"Critically-Acclaimed." A comedian who is broke.

Closer. The final bit a comedian does before leaving the stage. Typically, it's his biggest joke and receives the biggest laugh. It's often his signature bit. Example: "That guy had the most amazing closer. He told a joke about his mother's penis." May also refer to comedian's preferred shift at his other job at Pizza Hut.

"A Thinking-Man's Comic." Has vague references to books that were translated from their original Swahili and into Braille. You wouldn't understand. It's over your head. Why'd you come to this club anyway? Just go home and watch The Kardashians, simpleton.

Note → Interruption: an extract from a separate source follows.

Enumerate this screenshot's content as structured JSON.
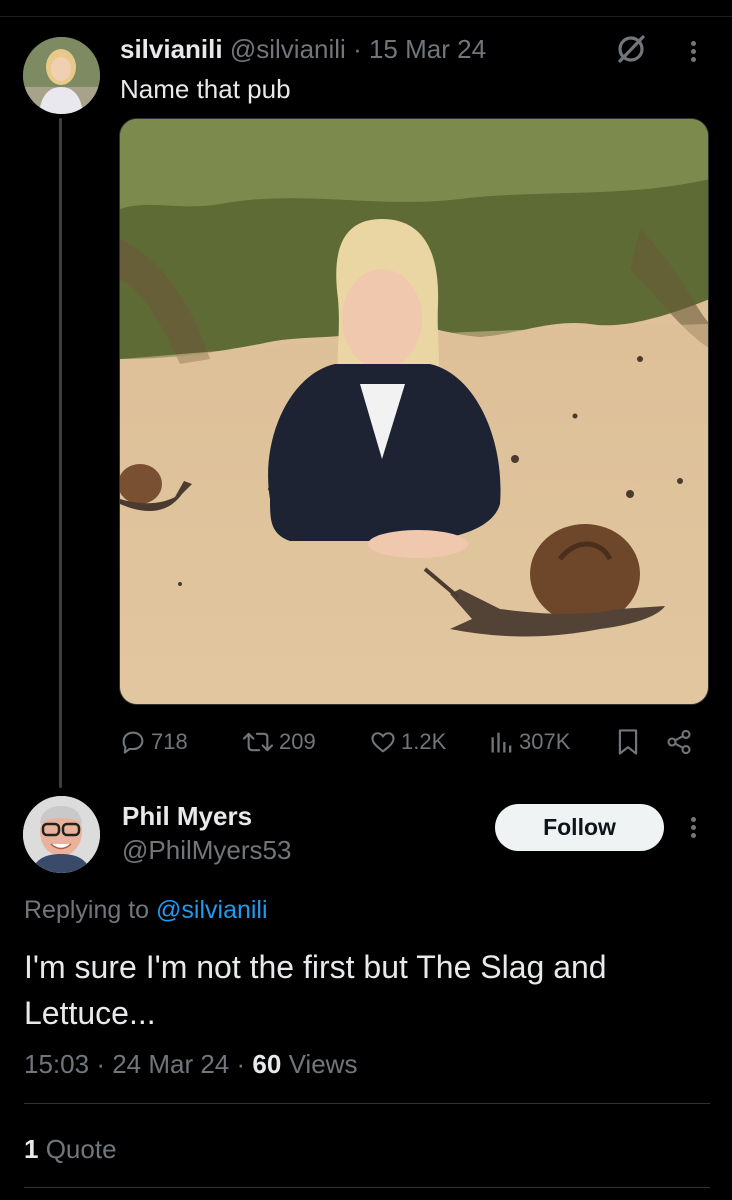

"The 'Bad Boy' of Comedy." Wears a leather jacket. Drinks a bottled beer onstage. Calls women "chicks." Does not own a motorcycle. Still thinks a leather jacket is a sign of rebellion.

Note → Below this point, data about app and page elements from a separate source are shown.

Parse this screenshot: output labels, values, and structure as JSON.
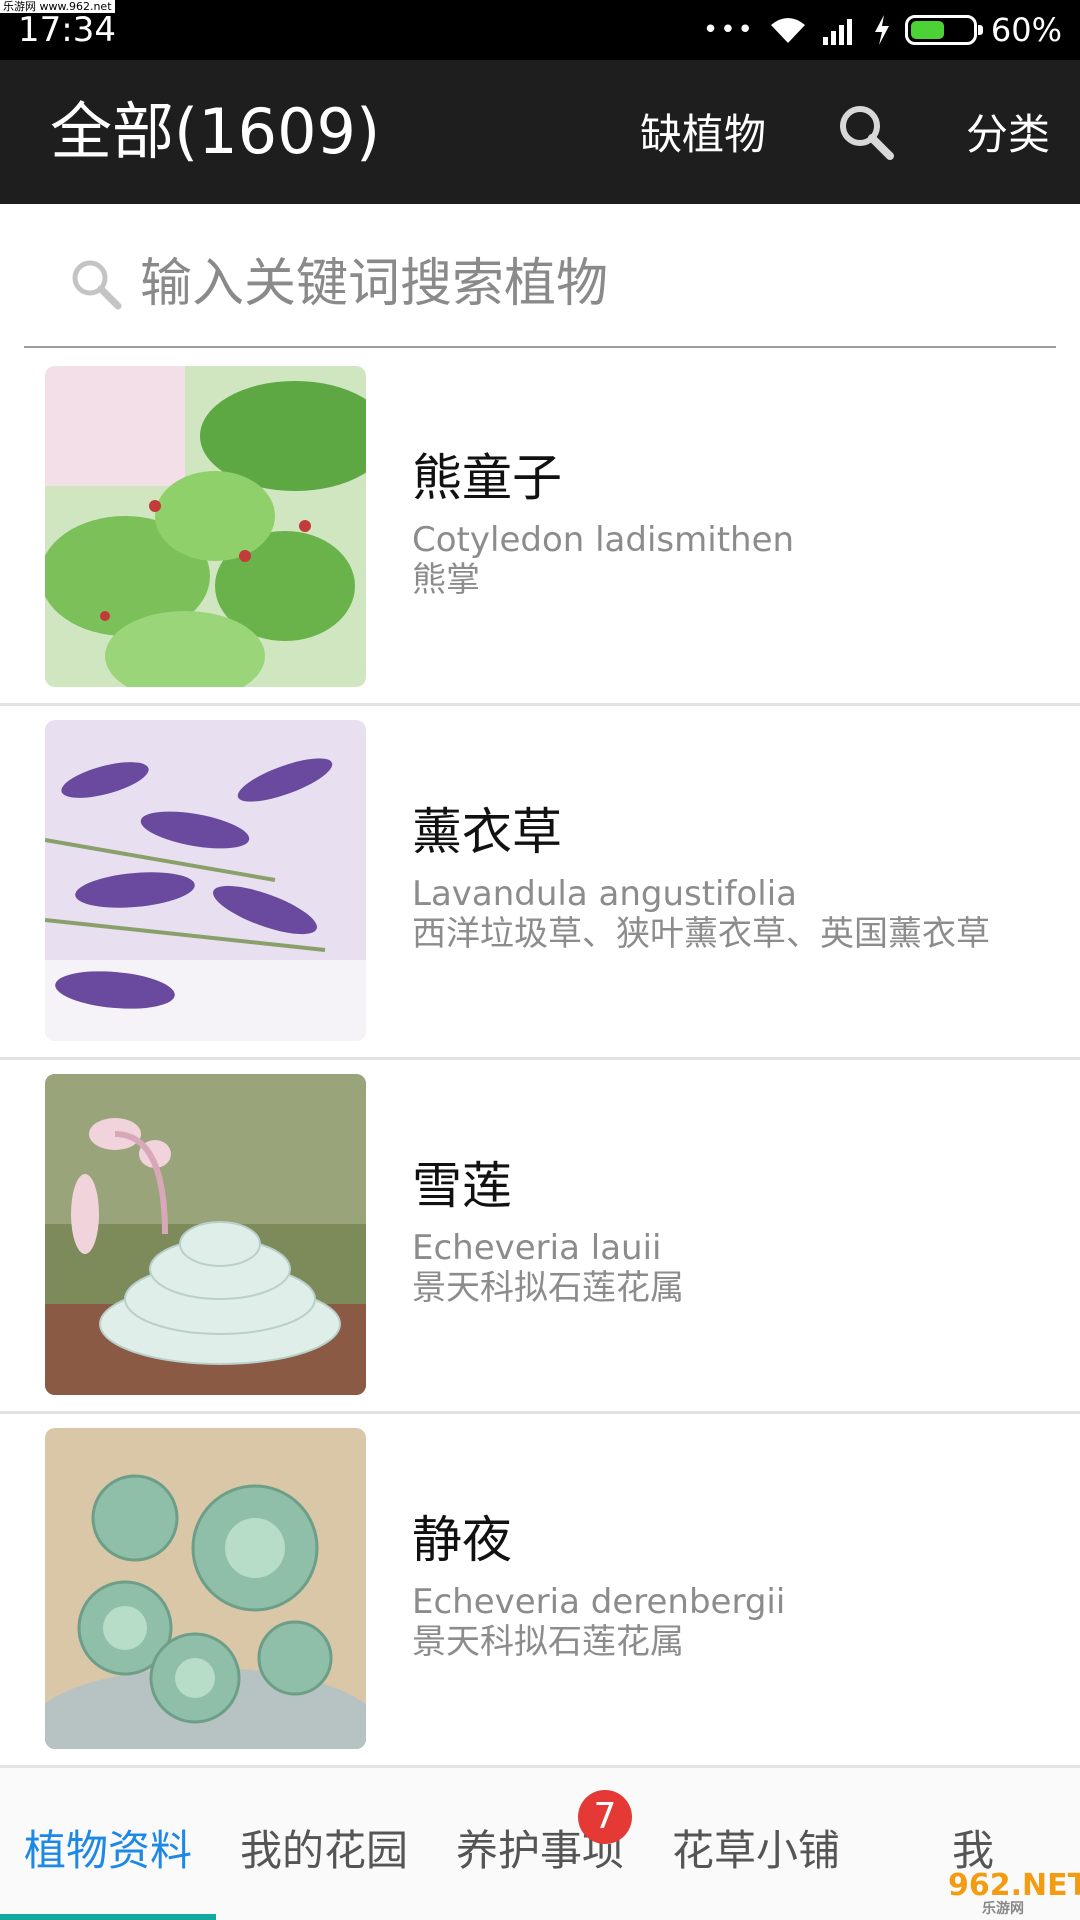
{
  "status_bar": {
    "watermark": "乐游网 www.962.net",
    "time": "17:34",
    "dots": "•••",
    "battery_level": 0.6,
    "battery_text": "60%",
    "battery_color": "#4cd137"
  },
  "app_bar": {
    "title": "全部(1609)",
    "missing_label": "缺植物",
    "search_icon": "search-icon",
    "category_label": "分类",
    "background": "#1e1e1e"
  },
  "search": {
    "placeholder": "输入关键词搜索植物",
    "value": ""
  },
  "plants": [
    {
      "name": "熊童子",
      "latin": "Cotyledon ladismithen",
      "alias": "熊掌",
      "image": "fuzzy green succulent"
    },
    {
      "name": "薰衣草",
      "latin": "Lavandula angustifolia",
      "alias": "西洋垃圾草、狭叶薰衣草、英国薰衣草",
      "image": "purple lavender flowers"
    },
    {
      "name": "雪莲",
      "latin": "Echeveria lauii",
      "alias": "景天科拟石莲花属",
      "image": "pale rosette succulent"
    },
    {
      "name": "静夜",
      "latin": "Echeveria derenbergii",
      "alias": "景天科拟石莲花属",
      "image": "small green rosettes in pot"
    }
  ],
  "bottom_nav": {
    "tabs": [
      "植物资料",
      "我的花园",
      "养护事项",
      "花草小铺",
      "我"
    ],
    "active_index": 0,
    "badge": "7",
    "accent": "#1e88e5",
    "indicator_color": "#13a89e"
  },
  "corner_logo": {
    "big": "962.NET",
    "small": "乐游网"
  }
}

"A Clean, Original Act." Usually more of the former than the latter. Makes a fortune working on cruise ships.

Pandering. Used to express any comedian whose material is just to elicit applause. Example: "Women are smarter than men. Am I right, ladies?" Also used to describe a comedian who did better than you did on a particular show. See also: "Hack" and "Crowd Pleaser."

"Has opened for many top acts and A-list celebrities." You've never heard of him before.

"Works clubs and colleges all over the country." Has never been on TV.

"The Kansas Gazette calls him 'One of the Funniest Comedians Alive'..." He lives in Kansas.

The Arms. Old bit that hails all the way back to Vaudeville. Comedian tucks his arms behind his back while an audience member places her arms under the comedian's armpits. The comedian then uses her arms as he improvises several scenarios, such as driving or masturbating. Example: "That comedian did 'the arms' onstage last night as his closer." See also: "Hack" and "Pandering."

"A Good Friend of Mine." Someone a comedian barely knows, if at all, and possibly has never worked with before in his life. Example: "The next comedian coming to the stage is a very good friend of mine."

"A fresh, new talent." Has been around for over 10 years.

Talking to the Back of the Room. A comedian who cares more about making other comedians laugh than he does entertaining the audience. Sometimes those comics simply laugh because they love to watch other comedians fail. They're usually doing this at the rear of the club. Ex: "That guy just talked to the back of the room all night."

"A Tight 30." What a comedian says he's going to do right before going onstage and rambling for 45 minutes.

Richard Pryor. Comedy legend whom every comedian claims as a major influence. Comedians always say they try to be just like him. See also: "George Carlin."

Sinbad. Actual inspiration most comedians are like. See also: "Gallagher."

Podcast. See: Marc Maron. See also: Everyone else.

"Going into the Crowd."When a comedian stops doing his pre-written material and begins talking to members of the audience. Sometimes this is improvised, but sometimes it is made to simply look as if it is improvised. Example: "The MC tried going into the crowd after doing that bit about his dad's vagina." See also "The Arms."

Edgy. Might possibly offend a majority of the audience. Revels in jokes about abortion, religion being stupid, murdering children, and mean-spirited acts of violence. See also: "A Comic's Comic," "Talking to the Back of the Room." See never: Sinbad.

"Has Been Seen on Into The Night with Rick Dees." Appeared on TV show even Rick Dees doesn't remember.

"You may have seen him on Last Comic Standing." Chances are pretty good you didn't.

"Was recently in the movie Spider-Man 2." Stood in a crowd of 1,000 people and pointed skyward.

"Recently." Length of time used to describe a comedian's appearance on TV or in a movie many years ago.

"One of the hardest working comedians out there today." Works at Applebee's, too.

This is merely the beginning of what is actually and endless (and constantly growing) glossary of terms. Next time you hear a couple of comedians standing around talking business, you can rest assured that you'll be that much closer to knowing what it is they're taking about.

Ward Anderson is a crowd-pleasing hack who has been known to pander to audiences everywhere as one half of the talk radio program "Ward and Al," which can be heard weekdays on SiriusXM satellite radio. His first novel will be released in May 2014.